Objective: Models such as family-based treatment (FBT), delivered to both the parent and child, are considered the most efficacious intervention for children with obesity. However, recent research suggests that parent-based treatment (PBT; or parent-only treatment) is noninferior to FBT. The aim of this study was to evaluate the comparative costs of the FBT and PBT models. Methods: A total of 150 children with overweight and obesity and their parents were randomized to one of two 6-month treatment programs (FBT or PBT). Data was collected at baseline, during treatment, and following treatment, and and trial-based analyses of the costs were conducted from a health care sector perspective and a limited societal perspective. Results: Results suggest that PBT, compared with FBT, had lower costs per parent-child dyad from the health care sector perspective (PBT = $2,886; FBT = $3,899) and from a limited societal perspective (PBT = $3,231; FBT = $4,279). Conclusions: These findings suggest that a PBT intervention has lower costs and is noninferior to an FBT intervention for both child and parent weight loss.
|Original language||English (US)|
|Number of pages||5|
|State||Published - Feb 2021|
Bibliographical noteFunding Information:

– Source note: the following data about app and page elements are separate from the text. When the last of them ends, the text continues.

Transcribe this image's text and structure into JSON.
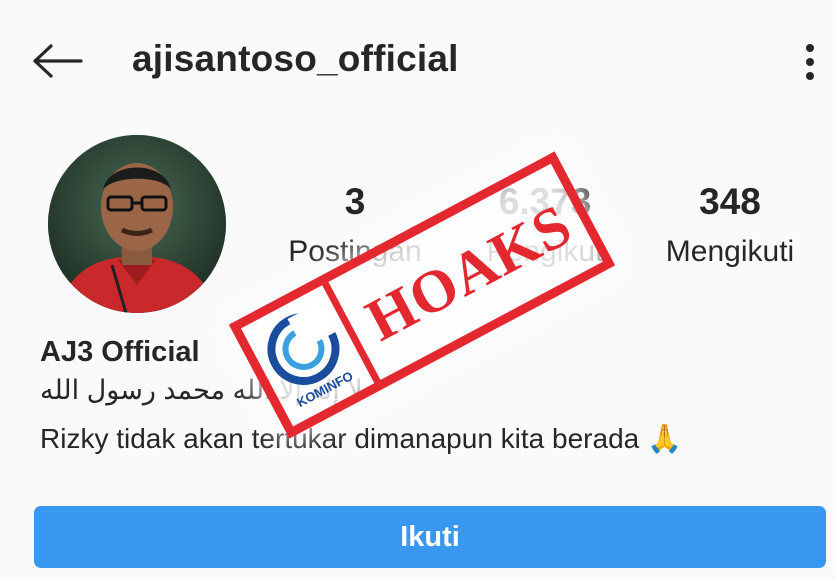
{
  "header": {
    "username": "ajisantoso_official"
  },
  "stats": {
    "posts": {
      "value": "3",
      "label": "Postingan"
    },
    "followers": {
      "value": "6.373",
      "label": "Pengikut"
    },
    "following": {
      "value": "348",
      "label": "Mengikuti"
    }
  },
  "profile": {
    "full_name": "AJ3 Official",
    "bio_arabic": "لا إله إلا الله محمد رسول الله",
    "bio_text": "Rizky tidak akan tertukar dimanapun kita berada 🙏"
  },
  "actions": {
    "follow_label": "Ikuti"
  },
  "overlay": {
    "stamp_text": "HOAKS",
    "stamp_logo_text": "KOMINFO"
  },
  "colors": {
    "accent": "#3897f0",
    "stamp_red": "#e3282f",
    "text": "#262626",
    "background": "#fafafa"
  },
  "icons": {
    "back": "arrow-left-icon",
    "more": "more-vertical-icon"
  }
}
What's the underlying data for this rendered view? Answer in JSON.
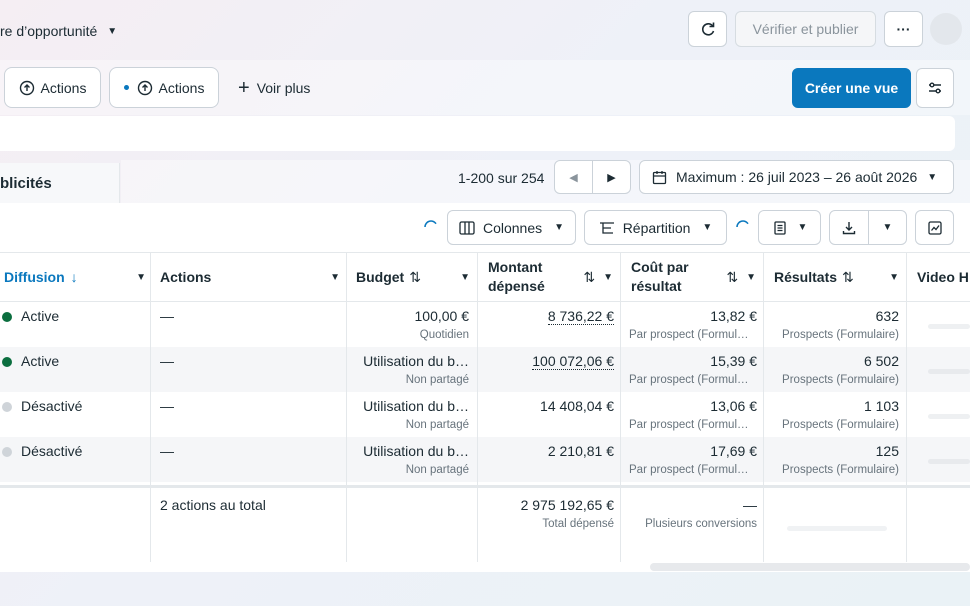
{
  "topbar": {
    "title": "re d’opportunité",
    "verify_publish": "Vérifier et publier",
    "more": "···"
  },
  "toolbar": {
    "chip1": "Actions",
    "chip2": "Actions",
    "see_more": "Voir plus",
    "create_view": "Créer une vue"
  },
  "tabs": {
    "ads_tab": "blicités"
  },
  "pagination": {
    "range": "1-200 sur 254",
    "date_range": "Maximum : 26 juil 2023 – 26 août 2026"
  },
  "controls": {
    "columns": "Colonnes",
    "breakdown": "Répartition"
  },
  "columns": {
    "diffusion": "Diffusion",
    "actions": "Actions",
    "budget": "Budget",
    "spent_line1": "Montant",
    "spent_line2": "dépensé",
    "cost_line1": "Coût par",
    "cost_line2": "résultat",
    "results": "Résultats",
    "video": "Video H"
  },
  "rows": [
    {
      "status": "Active",
      "status_color": "#0b6e3f",
      "actions": "—",
      "budget": "100,00 €",
      "budget_sub": "Quotidien",
      "spent": "8 736,22 €",
      "cost": "13,82 €",
      "cost_sub": "Par prospect (Formul…",
      "results": "632",
      "results_sub": "Prospects (Formulaire)"
    },
    {
      "status": "Active",
      "status_color": "#0b6e3f",
      "actions": "—",
      "budget": "Utilisation du b…",
      "budget_sub": "Non partagé",
      "spent": "100 072,06 €",
      "cost": "15,39 €",
      "cost_sub": "Par prospect (Formul…",
      "results": "6 502",
      "results_sub": "Prospects (Formulaire)"
    },
    {
      "status": "Désactivé",
      "status_color": "#cfd4d9",
      "actions": "—",
      "budget": "Utilisation du b…",
      "budget_sub": "Non partagé",
      "spent": "14 408,04 €",
      "cost": "13,06 €",
      "cost_sub": "Par prospect (Formul…",
      "results": "1 103",
      "results_sub": "Prospects (Formulaire)"
    },
    {
      "status": "Désactivé",
      "status_color": "#cfd4d9",
      "actions": "—",
      "budget": "Utilisation du b…",
      "budget_sub": "Non partagé",
      "spent": "2 210,81 €",
      "cost": "17,69 €",
      "cost_sub": "Par prospect (Formul…",
      "results": "125",
      "results_sub": "Prospects (Formulaire)"
    }
  ],
  "totals": {
    "actions": "2 actions au total",
    "spent": "2 975 192,65 €",
    "spent_sub": "Total dépensé",
    "cost": "—",
    "cost_sub": "Plusieurs conversions"
  }
}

KNB is supported by the National Institutes of Health (R01 DK075861, K02 HL112042, R01 DK108686).
© 2021 The Obesity Society